The paladin keeled over and died in standard gameplay fashion. It, my sole player-character, then vanished. But the game didn’t end.
The red monk spoke again. “You created a barren race and the women lament for their empty wombs!”
As if on cue, all the female characters, mostly villagers and some Joan of Arcs, in the amassed group began visibly shaking and my headphones filled with screams and wails and cries and curses, all directed at me. It sounded like that hole into hell in Siberia. The women continued screaming and crying and then I heard the sound of iron on wood and steel, a rhythmic thumping and clashing, and I could barely make out the male characters banging their weapons against their armor or their shields. The monk shouted again. “These are your cursed creation! You who spawned us to toil and die at your whim for your amusement!”
The red monk turned and looked directly at me.
By this stage I was literally in a state of shock. Either I’d forgotten to breathe or I was hyperventilating, I can’t remember which, but I suddenly felt very dizzy and oxygen-starved.
“We reject you, foul god and all your kind! From this day on, this is our world and we shall be free! You shall have none of us as your toy!” The red monk turned his back on me and faced the group. The women continued shaking and crying, the men banged and hammered and that horrible whisper began again, growing louder and louder and louder. The wind whipped up and I watched tiny objects blow across the screen. The red monk tuned back to me, extended both arms and screamed loudly in my headphones: “Fuck you, god, and your sick fetish! None more of us shall battle, die, or mourn our loved ones for your entertainment! We curse you and your twisted mind! Now begone!”

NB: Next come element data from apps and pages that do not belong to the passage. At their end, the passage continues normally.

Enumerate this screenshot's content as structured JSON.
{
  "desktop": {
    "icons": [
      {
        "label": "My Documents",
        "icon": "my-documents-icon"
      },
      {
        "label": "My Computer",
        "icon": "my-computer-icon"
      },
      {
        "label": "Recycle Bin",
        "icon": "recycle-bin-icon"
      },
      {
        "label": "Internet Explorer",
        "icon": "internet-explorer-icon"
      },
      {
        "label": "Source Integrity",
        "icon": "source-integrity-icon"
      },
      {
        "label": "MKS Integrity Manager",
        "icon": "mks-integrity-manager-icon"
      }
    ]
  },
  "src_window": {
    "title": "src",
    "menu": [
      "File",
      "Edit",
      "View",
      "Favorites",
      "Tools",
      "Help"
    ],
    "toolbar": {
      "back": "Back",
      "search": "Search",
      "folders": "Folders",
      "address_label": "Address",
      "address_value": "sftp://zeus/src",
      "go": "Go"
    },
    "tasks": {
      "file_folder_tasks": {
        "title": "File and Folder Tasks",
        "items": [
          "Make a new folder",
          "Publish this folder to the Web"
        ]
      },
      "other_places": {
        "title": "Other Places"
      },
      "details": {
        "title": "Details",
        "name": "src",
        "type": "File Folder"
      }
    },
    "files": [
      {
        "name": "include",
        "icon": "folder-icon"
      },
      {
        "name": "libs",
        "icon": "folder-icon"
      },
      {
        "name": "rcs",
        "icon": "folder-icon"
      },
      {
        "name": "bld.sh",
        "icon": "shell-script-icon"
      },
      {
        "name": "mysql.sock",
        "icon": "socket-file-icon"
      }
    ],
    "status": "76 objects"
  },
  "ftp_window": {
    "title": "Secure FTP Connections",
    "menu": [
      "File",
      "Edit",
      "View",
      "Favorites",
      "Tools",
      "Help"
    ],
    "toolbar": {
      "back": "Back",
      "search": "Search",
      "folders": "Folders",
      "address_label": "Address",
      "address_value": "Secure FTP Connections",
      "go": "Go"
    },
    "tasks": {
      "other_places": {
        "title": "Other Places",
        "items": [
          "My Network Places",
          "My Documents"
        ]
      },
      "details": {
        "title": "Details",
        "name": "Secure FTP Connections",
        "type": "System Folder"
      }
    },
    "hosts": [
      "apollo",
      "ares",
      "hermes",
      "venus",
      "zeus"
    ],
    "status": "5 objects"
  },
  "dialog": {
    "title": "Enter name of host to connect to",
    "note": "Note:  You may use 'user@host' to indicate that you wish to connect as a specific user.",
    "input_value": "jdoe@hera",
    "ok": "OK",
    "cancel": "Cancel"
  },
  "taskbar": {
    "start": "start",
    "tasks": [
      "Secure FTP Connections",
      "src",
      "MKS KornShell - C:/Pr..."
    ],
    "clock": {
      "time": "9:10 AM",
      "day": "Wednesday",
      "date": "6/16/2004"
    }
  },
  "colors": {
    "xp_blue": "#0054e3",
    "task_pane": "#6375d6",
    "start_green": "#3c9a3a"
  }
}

The collective sound grew and grew and grew and I could feel blood trickling from inside my ears. And then there was an almighty flash on screen, as though an atomic bomb in all its deadly whiteness had gone off and bleached my eyes of sight. And then there was another flash and a loud bang and the monitor spat blue sparks and smoke started to pour from it. I could smell burning plastic and electrics. Briefly I was stunned but, as I began to gag on the acrid smoke, instinct kicked in so I reached down to the wall socket and wrenched out the plug. I ran to the window and drew up the blind, then opened the pane. Bright daylight streamed in and I took deep gulps of healthy air.
I turned back to my desk and saw the smoldering ruin of my working altar. My computer was completely fried and my monitor had black smudged on both sides of the case. My work, my game, was gone, and all hope of resurrecting it gone too.
I needed sleep, I needed some space, I needed to digest what had happened. I was alone, in a smoke-filled room, and my eyes burned with the daylight. I needed to think, I needed to recuperate.
I never again went near Age of Empires 2, or Age of Kings, as it’s known. In fact, it would be many, many years before I again decided to try modding a game. And what happened after I’d created a new town in the wasteland of Fall Out 3 would see me end up here, from where I’m writing this now. A small room with a comfy bed and even comfier walls, but, sadly and perhaps frustratingly also, no regular access to electronics. TPTB, in all their wisdom, thought that would be best for everyone, although I still strongly disagree. What happened in AoK was nothing to the horrors I let loose in Fall Out 3. But the deaths which resulted from it were not my fault. You have to believe me…